Holly walked down to the kitchen and peered into the refrigerator, examining the contents. She’d gone shopping the night before her unfortunate trip to the cemetery and had bought loads of fruits and vegetables. Most of them were now gone and what remained didn’t look very appealing.

Sighing, she closed the door and glanced to the cupboards. There should be cereal. James didn’t eat cereal . . . and she had spotted a milk carton in the refrigerator. Whether there was any actual milk in it was another question. James had the annoying tendency to put empty cartons, or nearly empty cartons, back in the refrigerator. She started toward the cupboard where the cereal should be, but then changed her mind. Cereal just didn’t seem appealing to her at the moment either.

Holly turned in a circle and then moved to the phone. She may as well get the call done. If she did have to go to work, she had to get moving and then she could grab something to eat on the way.

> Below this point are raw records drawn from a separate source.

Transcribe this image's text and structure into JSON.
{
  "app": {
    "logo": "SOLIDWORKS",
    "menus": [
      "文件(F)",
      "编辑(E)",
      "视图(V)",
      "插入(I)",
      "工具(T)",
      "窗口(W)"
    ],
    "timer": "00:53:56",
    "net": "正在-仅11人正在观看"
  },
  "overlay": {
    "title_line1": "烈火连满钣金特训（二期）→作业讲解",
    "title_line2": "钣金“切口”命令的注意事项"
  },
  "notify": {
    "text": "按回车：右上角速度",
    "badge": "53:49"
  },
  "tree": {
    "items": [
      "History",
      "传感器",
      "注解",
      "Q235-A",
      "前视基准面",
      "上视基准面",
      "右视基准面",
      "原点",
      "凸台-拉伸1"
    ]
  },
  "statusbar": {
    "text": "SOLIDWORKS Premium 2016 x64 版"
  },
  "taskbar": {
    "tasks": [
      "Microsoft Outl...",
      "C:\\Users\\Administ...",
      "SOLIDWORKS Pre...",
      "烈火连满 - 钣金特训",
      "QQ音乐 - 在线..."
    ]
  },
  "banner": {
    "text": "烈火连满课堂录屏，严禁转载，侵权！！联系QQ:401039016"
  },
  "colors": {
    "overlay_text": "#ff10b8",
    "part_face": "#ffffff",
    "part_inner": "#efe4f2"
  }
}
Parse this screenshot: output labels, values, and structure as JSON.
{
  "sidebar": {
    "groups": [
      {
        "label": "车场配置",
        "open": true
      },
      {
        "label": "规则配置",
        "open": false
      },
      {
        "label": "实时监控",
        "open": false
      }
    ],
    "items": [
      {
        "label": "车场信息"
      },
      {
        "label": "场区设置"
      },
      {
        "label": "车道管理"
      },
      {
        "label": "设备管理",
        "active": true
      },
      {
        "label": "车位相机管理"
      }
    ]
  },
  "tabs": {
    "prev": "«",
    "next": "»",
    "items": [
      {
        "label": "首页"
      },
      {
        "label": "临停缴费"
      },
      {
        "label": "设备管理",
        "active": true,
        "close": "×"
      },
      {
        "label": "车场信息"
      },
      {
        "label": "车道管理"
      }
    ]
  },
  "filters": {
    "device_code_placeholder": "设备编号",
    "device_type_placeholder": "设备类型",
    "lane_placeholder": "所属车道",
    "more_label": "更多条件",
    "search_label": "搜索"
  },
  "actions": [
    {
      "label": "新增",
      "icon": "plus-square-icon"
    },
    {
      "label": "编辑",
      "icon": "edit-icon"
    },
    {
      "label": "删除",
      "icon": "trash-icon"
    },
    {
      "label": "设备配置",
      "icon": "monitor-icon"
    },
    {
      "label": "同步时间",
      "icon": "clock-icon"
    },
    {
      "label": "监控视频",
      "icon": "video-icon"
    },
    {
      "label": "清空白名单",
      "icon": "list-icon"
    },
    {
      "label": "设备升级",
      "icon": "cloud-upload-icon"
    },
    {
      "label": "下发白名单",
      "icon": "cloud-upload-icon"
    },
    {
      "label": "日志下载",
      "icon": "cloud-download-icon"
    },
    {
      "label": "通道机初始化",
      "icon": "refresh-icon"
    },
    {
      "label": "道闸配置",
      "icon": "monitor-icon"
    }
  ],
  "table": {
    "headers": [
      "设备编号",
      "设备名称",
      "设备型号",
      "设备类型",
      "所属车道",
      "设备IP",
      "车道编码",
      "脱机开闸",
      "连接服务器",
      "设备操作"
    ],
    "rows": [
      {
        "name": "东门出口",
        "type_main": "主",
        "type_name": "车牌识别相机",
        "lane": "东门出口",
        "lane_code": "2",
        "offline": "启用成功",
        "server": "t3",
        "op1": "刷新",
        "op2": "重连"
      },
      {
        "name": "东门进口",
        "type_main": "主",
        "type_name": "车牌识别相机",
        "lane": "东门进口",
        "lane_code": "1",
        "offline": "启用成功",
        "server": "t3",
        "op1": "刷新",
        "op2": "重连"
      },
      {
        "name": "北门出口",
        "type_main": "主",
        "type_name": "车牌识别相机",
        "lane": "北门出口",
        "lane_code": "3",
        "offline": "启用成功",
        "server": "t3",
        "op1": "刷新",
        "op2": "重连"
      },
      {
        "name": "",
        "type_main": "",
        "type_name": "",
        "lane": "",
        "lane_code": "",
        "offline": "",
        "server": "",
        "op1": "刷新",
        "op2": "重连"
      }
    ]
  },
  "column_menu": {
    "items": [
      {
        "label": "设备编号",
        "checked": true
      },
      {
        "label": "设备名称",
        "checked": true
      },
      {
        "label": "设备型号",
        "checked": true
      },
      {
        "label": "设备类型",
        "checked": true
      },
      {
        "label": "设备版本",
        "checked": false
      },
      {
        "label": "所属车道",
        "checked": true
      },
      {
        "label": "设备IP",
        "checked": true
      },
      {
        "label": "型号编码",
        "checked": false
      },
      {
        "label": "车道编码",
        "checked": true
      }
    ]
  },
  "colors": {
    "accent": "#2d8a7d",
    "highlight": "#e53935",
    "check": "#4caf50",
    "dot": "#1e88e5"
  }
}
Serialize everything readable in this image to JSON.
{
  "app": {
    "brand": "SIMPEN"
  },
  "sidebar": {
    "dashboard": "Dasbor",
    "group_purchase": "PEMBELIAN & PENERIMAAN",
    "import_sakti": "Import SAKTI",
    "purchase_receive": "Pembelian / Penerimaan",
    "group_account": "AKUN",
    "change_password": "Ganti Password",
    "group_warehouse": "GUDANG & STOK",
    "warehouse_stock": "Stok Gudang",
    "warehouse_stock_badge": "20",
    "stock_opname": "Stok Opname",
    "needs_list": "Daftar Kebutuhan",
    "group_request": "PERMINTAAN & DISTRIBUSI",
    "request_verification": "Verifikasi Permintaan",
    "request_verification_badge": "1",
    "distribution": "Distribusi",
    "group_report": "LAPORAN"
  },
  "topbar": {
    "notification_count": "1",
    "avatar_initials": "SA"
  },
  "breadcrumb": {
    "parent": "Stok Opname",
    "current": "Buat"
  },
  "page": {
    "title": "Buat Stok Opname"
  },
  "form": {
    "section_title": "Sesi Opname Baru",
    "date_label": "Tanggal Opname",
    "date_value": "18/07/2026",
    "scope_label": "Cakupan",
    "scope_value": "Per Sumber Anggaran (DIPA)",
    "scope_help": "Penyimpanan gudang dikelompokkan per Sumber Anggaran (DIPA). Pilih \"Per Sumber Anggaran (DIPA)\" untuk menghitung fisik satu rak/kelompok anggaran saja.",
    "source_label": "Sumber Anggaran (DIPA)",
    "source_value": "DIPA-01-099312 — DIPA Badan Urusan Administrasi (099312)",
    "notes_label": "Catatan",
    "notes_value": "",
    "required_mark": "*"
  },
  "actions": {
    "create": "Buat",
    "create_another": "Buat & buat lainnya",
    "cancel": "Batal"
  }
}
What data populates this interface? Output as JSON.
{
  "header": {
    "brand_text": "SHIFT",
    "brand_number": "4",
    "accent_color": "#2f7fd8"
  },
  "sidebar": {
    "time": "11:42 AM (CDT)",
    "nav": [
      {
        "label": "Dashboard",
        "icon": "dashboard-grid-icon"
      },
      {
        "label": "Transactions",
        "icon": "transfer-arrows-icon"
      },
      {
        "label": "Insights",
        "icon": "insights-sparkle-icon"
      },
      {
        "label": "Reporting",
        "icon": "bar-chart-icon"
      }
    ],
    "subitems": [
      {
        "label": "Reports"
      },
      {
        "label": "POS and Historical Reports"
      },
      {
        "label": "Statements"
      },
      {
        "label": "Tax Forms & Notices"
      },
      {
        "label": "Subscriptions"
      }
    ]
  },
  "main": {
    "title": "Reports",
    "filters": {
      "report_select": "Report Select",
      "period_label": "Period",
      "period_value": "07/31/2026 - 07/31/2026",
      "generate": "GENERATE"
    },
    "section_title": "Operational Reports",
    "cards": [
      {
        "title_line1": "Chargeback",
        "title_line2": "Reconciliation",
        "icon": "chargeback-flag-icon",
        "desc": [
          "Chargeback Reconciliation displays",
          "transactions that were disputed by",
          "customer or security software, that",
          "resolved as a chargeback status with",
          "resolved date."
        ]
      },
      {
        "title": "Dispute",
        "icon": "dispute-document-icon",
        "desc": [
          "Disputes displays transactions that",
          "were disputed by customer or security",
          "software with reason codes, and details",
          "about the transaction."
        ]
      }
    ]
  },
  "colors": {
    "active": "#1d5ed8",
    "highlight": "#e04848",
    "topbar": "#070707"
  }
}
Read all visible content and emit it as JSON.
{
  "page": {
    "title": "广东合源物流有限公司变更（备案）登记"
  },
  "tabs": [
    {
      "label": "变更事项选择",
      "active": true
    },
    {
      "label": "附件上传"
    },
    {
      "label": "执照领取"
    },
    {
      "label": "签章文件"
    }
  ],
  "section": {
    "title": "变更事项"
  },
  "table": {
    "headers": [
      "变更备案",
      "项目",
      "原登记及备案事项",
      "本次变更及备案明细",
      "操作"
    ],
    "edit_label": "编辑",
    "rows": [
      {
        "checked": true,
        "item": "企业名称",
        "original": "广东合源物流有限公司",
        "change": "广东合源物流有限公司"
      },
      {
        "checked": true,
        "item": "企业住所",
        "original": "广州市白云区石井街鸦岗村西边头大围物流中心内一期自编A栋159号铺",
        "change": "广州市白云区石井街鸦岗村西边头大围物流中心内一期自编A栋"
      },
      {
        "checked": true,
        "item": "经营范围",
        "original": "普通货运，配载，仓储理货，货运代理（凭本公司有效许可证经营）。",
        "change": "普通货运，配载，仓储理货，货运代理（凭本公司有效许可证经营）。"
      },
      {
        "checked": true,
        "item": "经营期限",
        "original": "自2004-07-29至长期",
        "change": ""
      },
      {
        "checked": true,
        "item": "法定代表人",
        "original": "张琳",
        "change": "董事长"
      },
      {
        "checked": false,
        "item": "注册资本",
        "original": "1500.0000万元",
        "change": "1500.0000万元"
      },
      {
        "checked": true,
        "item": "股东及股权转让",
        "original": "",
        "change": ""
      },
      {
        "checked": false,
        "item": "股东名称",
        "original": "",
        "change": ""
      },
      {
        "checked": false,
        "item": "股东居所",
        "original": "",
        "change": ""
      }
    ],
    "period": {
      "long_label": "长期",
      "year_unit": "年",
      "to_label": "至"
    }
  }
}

Holly knew the temp agency number by heart and quickly dialed it, then waited patiently for Gladys to answer. The woman took her business very seriously and showed up as early as 7:00 A.M. or even before that when things needed doing.

“Good morning, Temps for Hire.”

Holly forced a smile into her voice and said, “Good morning, Gladys.”

“Holly! Good morning, sweetie. I’m glad you called,” Gladys said sounding happy. “I have to tell you, you’re really making points for us at Sunnyside. They love you there.”

Holly stilled, her eyebrows rising. Finally she asked in cautious tones, “They do?”

“Oh, my, yes. Every time I call they give me nothing but compliments on you and your work.”

Holly hesitated, but then asked, “And when did you last talk to them?”

“Yesterday. I called for my weekly checkup,” she answered promptly. “And they gave me an even more impressive report on you than last week. Keep up the great work, my girl. You’re making the company look good.”

Holly closed her eyes briefly and gave her head a small shake. This didn’t make any sense at all. It seemed they hadn’t tattled that she’d missed two days’ work. That or they hadn’t noticed, which didn’t seem likely . . . unless neither the boss nor his daughter had bothered to show up themselves. But that couldn’t be. Someone had to have been there to answer Gladys’s call and give that stellar report.

“So, what did you call about, Holly?” Gladys asked when she remained silent.

Grimacing, she bit her lip briefly as she tried to come up with an excuse for calling, and then said, “I just wanted to remind you that I can only work part-­time again after this week.”

“Oh, yes, your classes start again,” Gladys murmured, the sound of shuffling papers coming through the phone. “Well, that’s okay. I’ll put Nancy on the days you can’t work,” she assured her, and then asked, “You did schedule your classes so you have two days free each week again, didn’t you?”

“Yes. I e-­mailed my class hours to Beth on Monday,” Holly assured her and glanced toward the ceiling when James called her name from upstairs.

“Oh, good, good,” Gladys said. “I’ll get them from her and work out how to handle the Sunnyside taxes. In the meantime, I should let you go. You need to leave for work soon, I’d guess.”